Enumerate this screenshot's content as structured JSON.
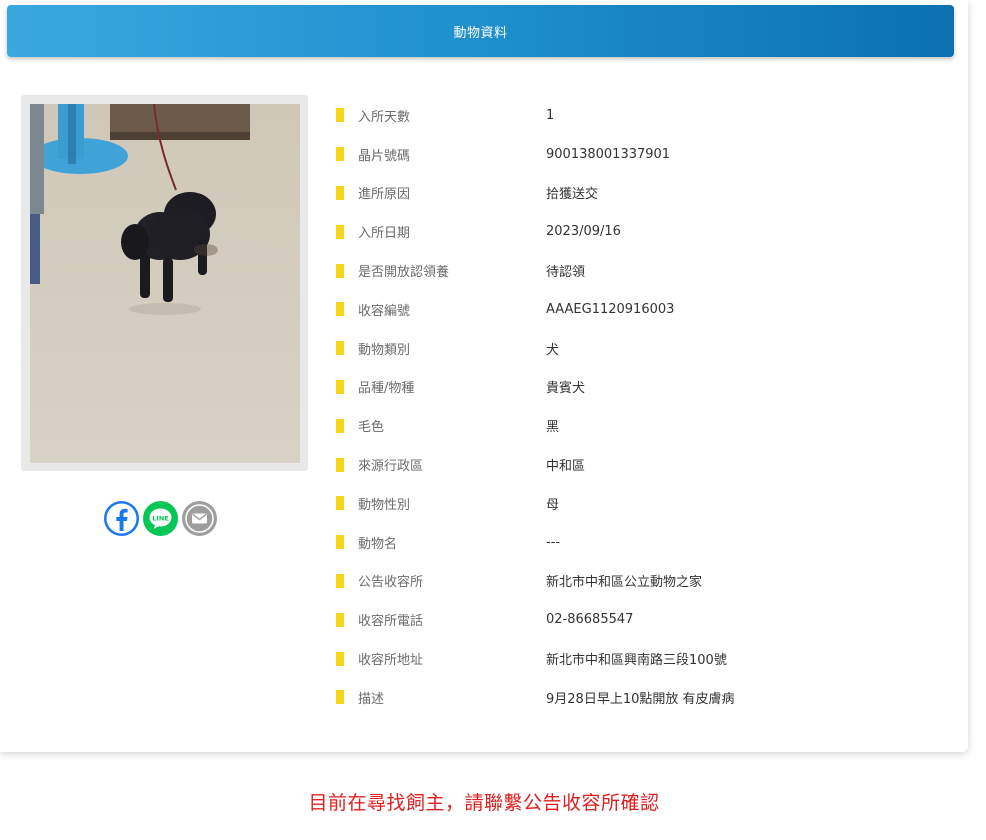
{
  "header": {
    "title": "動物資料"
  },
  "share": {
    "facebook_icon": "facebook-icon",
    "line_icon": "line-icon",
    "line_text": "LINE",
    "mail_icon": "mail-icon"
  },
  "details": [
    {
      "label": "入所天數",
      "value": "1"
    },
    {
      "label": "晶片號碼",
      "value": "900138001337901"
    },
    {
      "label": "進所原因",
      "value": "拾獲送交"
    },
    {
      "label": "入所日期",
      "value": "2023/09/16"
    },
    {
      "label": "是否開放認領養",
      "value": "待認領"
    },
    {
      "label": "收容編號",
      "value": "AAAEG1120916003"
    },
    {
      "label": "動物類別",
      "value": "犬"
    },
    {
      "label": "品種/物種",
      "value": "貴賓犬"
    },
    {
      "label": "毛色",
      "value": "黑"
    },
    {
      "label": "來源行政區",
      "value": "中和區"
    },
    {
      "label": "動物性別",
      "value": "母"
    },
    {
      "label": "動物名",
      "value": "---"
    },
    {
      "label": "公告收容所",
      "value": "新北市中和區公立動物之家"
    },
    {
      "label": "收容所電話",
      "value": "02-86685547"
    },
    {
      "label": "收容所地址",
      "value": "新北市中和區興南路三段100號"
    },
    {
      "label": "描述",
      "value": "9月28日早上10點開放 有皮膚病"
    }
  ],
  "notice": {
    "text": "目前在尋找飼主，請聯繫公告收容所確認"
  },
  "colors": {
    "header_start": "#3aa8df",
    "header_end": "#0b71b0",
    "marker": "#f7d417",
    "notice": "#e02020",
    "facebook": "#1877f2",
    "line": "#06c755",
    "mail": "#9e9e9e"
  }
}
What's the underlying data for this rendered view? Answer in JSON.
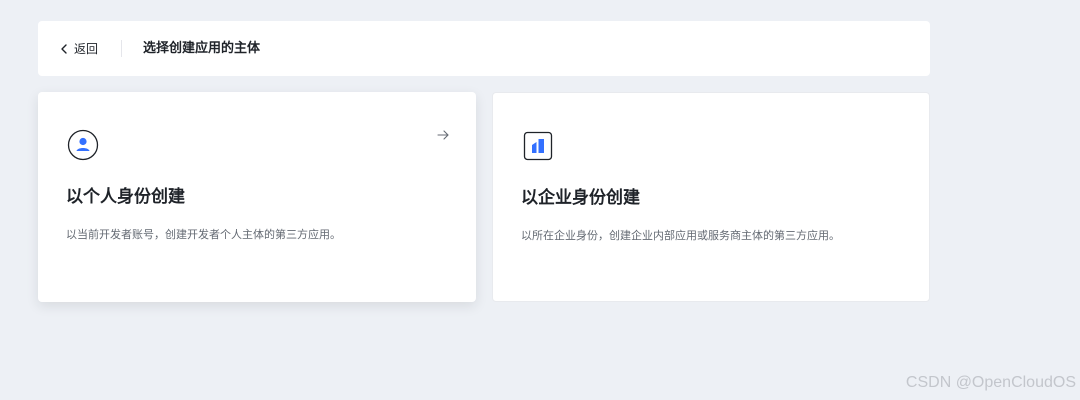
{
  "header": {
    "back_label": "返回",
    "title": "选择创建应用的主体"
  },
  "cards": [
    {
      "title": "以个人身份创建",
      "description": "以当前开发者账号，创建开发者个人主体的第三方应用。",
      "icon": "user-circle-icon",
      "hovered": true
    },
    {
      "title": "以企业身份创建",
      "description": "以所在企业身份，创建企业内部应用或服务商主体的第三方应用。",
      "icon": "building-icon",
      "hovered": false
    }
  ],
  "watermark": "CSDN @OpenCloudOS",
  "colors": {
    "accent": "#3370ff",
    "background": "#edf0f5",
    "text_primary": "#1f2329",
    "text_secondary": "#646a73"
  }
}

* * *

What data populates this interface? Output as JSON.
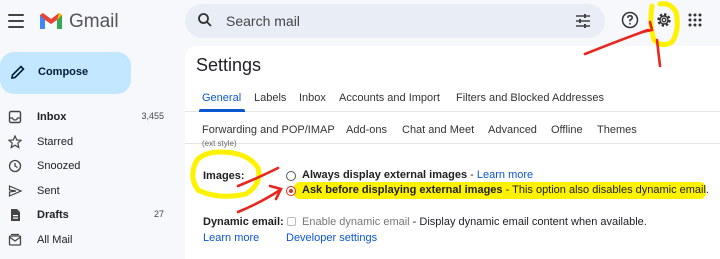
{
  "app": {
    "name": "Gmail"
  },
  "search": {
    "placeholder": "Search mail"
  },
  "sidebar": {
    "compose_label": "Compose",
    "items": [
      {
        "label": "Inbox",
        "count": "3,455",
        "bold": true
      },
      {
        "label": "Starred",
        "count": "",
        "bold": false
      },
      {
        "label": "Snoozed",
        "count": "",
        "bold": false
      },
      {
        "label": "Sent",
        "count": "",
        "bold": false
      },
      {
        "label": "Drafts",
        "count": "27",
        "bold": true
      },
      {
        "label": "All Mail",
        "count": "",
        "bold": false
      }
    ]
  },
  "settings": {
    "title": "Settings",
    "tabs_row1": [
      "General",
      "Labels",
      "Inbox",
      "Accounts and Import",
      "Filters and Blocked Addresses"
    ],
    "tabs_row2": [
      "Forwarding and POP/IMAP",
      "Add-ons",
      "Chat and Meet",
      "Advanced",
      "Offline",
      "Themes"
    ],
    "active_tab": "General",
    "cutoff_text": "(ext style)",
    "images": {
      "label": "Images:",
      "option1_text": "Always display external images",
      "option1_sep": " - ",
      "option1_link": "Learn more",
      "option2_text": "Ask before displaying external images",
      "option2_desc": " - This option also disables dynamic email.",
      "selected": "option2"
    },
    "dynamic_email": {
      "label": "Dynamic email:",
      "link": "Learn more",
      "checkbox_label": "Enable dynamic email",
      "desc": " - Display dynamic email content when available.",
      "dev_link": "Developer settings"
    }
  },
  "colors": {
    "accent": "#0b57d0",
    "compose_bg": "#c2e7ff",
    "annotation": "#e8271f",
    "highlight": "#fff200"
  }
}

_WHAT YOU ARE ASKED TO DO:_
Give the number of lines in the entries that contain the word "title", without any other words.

_TASK RESULT:_
5